A skeptic and a true believer team up to investigate a series of unexplained events that could threaten humanity’s very existence. The truth may be out there, somewhere, but this is Ghosted, the new supernatural sitcom airing on FOX.
Leroy Wright (Craig Robinson) and Max Jennifer (Adam Scott) are kidnapped by a top-secret government agency and both are promised to return to greatness in their former jobs if they help out with one mission, consisting of two days. Previously, Leroy was a top missing persons detective for the LAPD (now working as a mall cop), while Max was a brilliant astrophysicist at Stanford (now a bookstore employee). The Bureau Underground studies the paranormal and anything outside the scientific realm, which was created to protect humanity from extraterrestrials, poltergeists, cryptids and any other supernatural threat.
The pilot dealt with a missing person who turns out to be an alien abductee, but the plot was merely a MacGuffin. The true reason for the episode (and the entire series, really) is getting these two guys together on screen, in order to watch what happens next. Sometimes it’s funny. Usually it isn’t. Once in a while there’s a sci-fi reference thrown around. Most of the time there’s something ridiculous happening. That seems to be the formula for this TV show.
After watching four episodes, the show’s mythology is slowly building, but different unsolved cases and incomplete storylines makes the deciphering process a little complicated. There’s very little paranormal in the pilot, but the second episode, “Bee-Mo,” featuring angry, little Zombie kids running around on Halloween was much better.
Adam Scott is trying hard not to be funny, while being certifiably crazy (which is an odd sight). Craig Robinson’s a serious, angry and seriously angry former police officer. Both actors are working hard at not laughing on screen. Neither one creates many laughs. Which is odd, since they’re both probably best known more for their comedic timing than their serious acting skills.
Before the series aired, I was looking forward to seeing this show more than the return of The X-Files in Season 11. While Ghosted feels more like a spooky spoof, after watching last year’s event series, I’m quickly losing interest in the agent’s further adventures and really wanted to see something else within that vein.
Overall Thoughts: OK, what’s the deal with the title? Since no ghosts can be found within the first four episodes, does it possibly refer to the dating term? Whenever music is played on the show, it seems to come from an ’80s soundtrack, making the show feel like it takes place during that decade, which is not the case. Speaking of music, anytime Craig Robinson has an excuse to sing a song on screen, it’s golden. Nice to see these moments purposely inserted into the script, in hopes of escaping too much exposition.

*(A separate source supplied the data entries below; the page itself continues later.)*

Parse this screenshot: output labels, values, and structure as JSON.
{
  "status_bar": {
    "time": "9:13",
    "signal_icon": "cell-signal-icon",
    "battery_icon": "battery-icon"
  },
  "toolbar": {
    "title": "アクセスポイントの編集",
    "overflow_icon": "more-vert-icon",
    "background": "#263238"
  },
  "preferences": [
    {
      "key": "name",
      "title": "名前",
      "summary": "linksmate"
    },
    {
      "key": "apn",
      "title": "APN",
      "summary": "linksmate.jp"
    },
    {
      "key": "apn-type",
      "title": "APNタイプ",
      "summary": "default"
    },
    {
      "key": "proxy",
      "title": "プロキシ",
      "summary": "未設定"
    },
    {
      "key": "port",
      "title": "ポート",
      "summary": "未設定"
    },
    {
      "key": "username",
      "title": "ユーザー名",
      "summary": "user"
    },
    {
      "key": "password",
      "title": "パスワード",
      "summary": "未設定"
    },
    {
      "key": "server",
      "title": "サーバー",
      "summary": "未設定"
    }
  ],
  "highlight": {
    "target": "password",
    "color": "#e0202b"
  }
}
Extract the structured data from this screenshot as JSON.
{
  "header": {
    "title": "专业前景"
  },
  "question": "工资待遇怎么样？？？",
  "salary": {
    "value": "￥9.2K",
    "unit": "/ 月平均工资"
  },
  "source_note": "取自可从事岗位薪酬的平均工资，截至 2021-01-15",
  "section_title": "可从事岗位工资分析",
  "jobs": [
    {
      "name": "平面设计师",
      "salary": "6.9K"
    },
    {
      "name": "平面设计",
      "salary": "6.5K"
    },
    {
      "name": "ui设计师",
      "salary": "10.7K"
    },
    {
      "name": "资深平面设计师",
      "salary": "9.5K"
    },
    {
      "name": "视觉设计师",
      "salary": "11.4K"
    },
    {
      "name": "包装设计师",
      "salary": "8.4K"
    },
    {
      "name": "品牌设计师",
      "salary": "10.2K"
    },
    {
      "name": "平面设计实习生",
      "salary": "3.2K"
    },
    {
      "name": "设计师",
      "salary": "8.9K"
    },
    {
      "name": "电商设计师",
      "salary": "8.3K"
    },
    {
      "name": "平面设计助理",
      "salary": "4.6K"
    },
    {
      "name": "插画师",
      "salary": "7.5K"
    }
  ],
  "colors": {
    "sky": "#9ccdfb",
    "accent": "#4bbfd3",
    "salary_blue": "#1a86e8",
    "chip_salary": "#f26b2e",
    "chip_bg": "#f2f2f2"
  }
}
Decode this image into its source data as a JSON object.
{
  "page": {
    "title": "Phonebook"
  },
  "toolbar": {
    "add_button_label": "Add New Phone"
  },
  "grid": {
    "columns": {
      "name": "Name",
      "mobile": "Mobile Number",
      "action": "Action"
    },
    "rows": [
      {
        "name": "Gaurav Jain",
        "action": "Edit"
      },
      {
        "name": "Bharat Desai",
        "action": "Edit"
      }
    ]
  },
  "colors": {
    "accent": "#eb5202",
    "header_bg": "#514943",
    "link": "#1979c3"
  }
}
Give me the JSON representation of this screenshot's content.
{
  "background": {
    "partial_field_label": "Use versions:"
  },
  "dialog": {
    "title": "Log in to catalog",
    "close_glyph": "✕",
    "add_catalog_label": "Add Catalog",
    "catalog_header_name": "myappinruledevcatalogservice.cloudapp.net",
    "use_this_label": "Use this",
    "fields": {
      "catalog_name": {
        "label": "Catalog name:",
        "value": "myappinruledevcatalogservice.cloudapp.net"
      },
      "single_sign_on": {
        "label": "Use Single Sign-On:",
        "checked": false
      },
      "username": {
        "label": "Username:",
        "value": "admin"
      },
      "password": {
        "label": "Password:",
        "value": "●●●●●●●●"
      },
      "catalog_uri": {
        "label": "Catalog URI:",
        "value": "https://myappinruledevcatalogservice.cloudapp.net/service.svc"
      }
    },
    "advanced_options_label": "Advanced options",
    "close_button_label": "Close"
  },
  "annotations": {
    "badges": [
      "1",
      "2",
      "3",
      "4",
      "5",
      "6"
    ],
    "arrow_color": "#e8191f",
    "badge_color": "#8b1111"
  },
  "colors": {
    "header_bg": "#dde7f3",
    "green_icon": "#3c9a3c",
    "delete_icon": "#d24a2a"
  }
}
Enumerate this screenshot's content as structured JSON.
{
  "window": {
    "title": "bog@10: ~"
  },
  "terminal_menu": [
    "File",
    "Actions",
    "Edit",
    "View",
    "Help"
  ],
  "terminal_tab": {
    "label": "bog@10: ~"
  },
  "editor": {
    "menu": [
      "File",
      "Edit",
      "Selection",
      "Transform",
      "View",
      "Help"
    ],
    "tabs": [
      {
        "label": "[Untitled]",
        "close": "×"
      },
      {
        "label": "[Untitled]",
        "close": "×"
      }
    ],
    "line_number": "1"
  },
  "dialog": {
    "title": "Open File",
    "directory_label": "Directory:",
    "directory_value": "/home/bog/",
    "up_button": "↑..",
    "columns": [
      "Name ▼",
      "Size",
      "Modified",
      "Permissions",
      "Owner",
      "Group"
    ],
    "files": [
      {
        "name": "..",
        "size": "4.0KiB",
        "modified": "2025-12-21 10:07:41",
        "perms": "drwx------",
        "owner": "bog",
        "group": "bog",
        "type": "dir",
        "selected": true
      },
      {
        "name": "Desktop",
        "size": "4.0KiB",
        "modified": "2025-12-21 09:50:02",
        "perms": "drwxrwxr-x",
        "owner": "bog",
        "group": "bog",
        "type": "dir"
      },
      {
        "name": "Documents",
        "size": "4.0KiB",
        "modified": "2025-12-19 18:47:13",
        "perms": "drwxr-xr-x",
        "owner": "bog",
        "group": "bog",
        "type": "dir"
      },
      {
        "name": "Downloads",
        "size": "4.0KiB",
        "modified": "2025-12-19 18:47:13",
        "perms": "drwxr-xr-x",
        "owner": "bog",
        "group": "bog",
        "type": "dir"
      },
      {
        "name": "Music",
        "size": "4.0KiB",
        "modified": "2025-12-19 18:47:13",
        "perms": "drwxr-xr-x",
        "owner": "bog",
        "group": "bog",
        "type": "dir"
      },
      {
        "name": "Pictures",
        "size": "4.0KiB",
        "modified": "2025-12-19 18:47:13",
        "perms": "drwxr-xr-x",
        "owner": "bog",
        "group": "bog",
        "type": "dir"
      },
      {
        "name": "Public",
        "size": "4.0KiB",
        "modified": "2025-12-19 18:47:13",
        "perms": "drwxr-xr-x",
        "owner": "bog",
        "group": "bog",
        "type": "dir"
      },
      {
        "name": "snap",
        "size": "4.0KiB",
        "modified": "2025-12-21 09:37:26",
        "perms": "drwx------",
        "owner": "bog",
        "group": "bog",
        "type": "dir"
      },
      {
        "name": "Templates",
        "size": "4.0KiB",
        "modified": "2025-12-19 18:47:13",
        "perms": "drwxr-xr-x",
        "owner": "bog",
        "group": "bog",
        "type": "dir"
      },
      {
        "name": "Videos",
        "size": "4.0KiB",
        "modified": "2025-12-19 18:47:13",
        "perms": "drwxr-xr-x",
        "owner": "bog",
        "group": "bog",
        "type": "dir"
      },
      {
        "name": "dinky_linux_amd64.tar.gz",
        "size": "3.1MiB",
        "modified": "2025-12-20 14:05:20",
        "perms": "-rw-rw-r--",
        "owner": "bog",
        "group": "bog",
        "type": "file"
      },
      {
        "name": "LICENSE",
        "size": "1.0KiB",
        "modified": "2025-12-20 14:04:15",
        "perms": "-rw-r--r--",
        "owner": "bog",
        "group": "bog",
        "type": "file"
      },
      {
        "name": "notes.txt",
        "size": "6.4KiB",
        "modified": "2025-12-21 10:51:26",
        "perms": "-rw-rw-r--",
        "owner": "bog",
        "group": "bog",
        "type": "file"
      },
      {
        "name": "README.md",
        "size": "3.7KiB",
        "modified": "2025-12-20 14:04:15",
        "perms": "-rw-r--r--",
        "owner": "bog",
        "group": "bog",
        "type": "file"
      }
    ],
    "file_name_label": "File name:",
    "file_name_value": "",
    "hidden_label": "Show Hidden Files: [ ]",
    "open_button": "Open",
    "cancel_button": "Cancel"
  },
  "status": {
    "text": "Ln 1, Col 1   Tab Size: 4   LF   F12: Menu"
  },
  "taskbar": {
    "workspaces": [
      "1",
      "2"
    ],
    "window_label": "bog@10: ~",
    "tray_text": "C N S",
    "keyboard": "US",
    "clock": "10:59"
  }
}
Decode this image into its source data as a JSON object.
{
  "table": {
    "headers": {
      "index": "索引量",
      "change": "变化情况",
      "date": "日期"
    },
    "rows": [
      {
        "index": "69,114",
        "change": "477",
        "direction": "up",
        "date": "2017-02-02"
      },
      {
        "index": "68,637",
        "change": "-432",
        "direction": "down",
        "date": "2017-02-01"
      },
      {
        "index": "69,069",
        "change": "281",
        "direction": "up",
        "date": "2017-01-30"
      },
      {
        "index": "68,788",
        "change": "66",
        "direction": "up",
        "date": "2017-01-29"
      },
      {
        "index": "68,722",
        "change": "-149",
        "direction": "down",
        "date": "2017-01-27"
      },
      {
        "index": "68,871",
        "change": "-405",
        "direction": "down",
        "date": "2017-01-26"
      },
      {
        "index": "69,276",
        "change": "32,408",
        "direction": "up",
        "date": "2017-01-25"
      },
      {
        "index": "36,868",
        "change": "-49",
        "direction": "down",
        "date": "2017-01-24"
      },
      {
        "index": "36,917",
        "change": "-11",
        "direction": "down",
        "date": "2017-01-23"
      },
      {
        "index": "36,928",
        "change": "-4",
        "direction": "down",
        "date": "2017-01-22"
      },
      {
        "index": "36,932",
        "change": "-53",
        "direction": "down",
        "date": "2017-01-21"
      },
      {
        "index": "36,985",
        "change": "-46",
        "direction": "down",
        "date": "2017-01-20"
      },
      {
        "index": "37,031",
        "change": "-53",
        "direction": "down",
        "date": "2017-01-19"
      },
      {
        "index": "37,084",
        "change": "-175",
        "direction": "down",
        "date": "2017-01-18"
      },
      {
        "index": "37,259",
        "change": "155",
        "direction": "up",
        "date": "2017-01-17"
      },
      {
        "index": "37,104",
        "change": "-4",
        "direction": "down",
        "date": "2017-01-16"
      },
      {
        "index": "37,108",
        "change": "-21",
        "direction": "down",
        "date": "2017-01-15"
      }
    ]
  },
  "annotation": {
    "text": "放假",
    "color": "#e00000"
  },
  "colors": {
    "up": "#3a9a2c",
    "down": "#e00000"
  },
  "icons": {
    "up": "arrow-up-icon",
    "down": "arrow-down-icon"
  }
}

Final Thoughts: With Max being an expert in multiverse theories, how long must we wait until the topic enters the storyline? Also, in the show’s universe, every electronic device on the planet must have a wi-fi connection, so naturally the Bureau Underground can hack into them with the assistance of satellite technology. Not sure which direction this series is headed since the backstory is still being built for these characters, one episode at a time. With few laughs provided and a very thin storyline, the audience needs something relatable or something funny to bring them back for more. Hopefully this TV show will get the necessary time to grow. I want to believe there will be many laughs found in this show’s future.